Financing is an issue for small businesses, and their sentiment, as he put it, is "in the tank."

Those factors have readily apparent effects here.

Will unemployment drop soon?

The Wilmington area's economic growth over the next year will exceed that for North Carolina and the nation, but it won't be enough to make a dent in unemployment, Simpson said. That was echoed by William "Woody" Hall, senior economist at the Swain Center for Business and Economic Services.

It takes a growth rate of about 3 percent for unemployment to stabilize, while local growth won't top 2.4 percent this year and 2.2 percent next year, Hall said.

Nationally, growth has been only half of a typical recovery, Simpson said.

Area unemployment in August was substantially higher than it was a year earlier. And Hall pointed out that those figures don't count so-called discouraged workers – those who have stopped looking for a job – or people working part-time when they would like to go full-time.

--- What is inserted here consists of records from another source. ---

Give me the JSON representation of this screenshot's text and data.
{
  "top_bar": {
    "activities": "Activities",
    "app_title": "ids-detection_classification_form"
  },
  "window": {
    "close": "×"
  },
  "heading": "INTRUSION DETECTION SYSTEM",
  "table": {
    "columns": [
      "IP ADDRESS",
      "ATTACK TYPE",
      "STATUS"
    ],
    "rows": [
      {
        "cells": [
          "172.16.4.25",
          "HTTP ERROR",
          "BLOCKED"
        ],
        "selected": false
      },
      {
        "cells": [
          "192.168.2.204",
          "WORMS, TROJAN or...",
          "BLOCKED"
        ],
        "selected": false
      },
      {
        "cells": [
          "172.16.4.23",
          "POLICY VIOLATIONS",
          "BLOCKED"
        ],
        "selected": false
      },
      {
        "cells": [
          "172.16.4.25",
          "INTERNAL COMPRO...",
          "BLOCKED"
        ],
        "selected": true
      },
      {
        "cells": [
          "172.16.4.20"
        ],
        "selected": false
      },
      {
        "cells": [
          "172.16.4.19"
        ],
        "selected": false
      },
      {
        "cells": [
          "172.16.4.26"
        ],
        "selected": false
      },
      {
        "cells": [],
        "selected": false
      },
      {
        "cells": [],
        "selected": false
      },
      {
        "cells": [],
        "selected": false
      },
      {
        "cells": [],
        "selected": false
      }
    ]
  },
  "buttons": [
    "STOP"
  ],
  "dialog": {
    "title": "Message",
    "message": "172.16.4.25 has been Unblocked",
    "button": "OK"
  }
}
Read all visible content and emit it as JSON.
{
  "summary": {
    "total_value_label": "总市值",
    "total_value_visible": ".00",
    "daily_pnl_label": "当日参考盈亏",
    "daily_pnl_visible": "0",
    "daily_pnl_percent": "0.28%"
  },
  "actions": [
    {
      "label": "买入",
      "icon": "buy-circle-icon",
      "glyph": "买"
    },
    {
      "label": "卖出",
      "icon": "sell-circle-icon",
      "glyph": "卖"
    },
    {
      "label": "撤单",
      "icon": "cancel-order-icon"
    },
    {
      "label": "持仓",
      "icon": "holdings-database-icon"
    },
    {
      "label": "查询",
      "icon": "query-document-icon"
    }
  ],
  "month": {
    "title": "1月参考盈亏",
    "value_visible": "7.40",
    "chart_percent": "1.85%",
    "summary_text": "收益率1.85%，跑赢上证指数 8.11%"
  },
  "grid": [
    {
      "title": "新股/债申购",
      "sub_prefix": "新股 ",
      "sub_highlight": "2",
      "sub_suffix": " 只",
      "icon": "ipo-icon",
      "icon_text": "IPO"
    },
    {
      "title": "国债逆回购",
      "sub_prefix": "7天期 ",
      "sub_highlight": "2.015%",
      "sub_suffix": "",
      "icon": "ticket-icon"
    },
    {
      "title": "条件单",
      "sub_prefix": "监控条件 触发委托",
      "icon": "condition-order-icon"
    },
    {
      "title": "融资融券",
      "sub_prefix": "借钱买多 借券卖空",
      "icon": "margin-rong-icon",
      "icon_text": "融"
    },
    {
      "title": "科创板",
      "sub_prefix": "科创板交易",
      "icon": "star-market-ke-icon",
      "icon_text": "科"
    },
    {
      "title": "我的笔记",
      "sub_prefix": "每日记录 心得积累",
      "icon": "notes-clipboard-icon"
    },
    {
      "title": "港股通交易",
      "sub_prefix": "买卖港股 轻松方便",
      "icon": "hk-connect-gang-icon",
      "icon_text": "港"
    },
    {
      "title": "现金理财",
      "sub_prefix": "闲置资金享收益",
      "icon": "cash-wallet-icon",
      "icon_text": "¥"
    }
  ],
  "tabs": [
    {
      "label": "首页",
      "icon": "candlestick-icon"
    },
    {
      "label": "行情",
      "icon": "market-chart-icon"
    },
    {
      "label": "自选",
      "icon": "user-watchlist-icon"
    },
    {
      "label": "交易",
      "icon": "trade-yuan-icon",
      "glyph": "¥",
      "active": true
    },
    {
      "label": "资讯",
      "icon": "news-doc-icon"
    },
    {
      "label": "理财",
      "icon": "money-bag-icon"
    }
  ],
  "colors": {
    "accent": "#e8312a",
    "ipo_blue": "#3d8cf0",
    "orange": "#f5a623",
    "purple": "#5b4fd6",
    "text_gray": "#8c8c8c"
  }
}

The real unemployment rate nationwide, he said, may be 70 percent higher than the number given out monthly by the U.S. Bureau of Labor Statistics.

Hall, who has been at UNCW for 37 years, said he has seen six recessions.

"If I look at the unemployment rate for the first five, there was not a single month that unemployment in North Carolina exceeded the national rate. If you look at this recession," he continued, "there has been only one month where the state rate was less than the nation."

"We were extremely hard hit," Hall said.

But Lt. Gov. Walter Dalton, who gave the conference's keynote speech, said North Carolina is positioned well as it comes out of the recession. He named three sources of job growth now: allied health, biotech, military and entrepreneurship.

Will home sales and prices rebound?

Home sales saw a precipitous drop from their peak around 2005.

In fact, sales plunged 72 percent here from their high point in 2005, Hall said.

Prices in the area covered by the Wilmington Regional Association of Realtors – New Hanover, Pender and northern Brunswick counties – dropped 25 percent. In Brunswick County, prices slid 35 percent, he said.

Simpson, speaking on the national outlook, was not encouraging about housing's outlook, saying housing statistics are "unlikely to improve any time soon."

There normally is four months worth of homes for sale across the nation. The figure is double that now, he said.

Simpson also said that housing starts are only one-fourth of their peak in 2005.

Is there positive news in the economy?

The residential real estate market appears to have stabilized after reaching its low point, Hall said.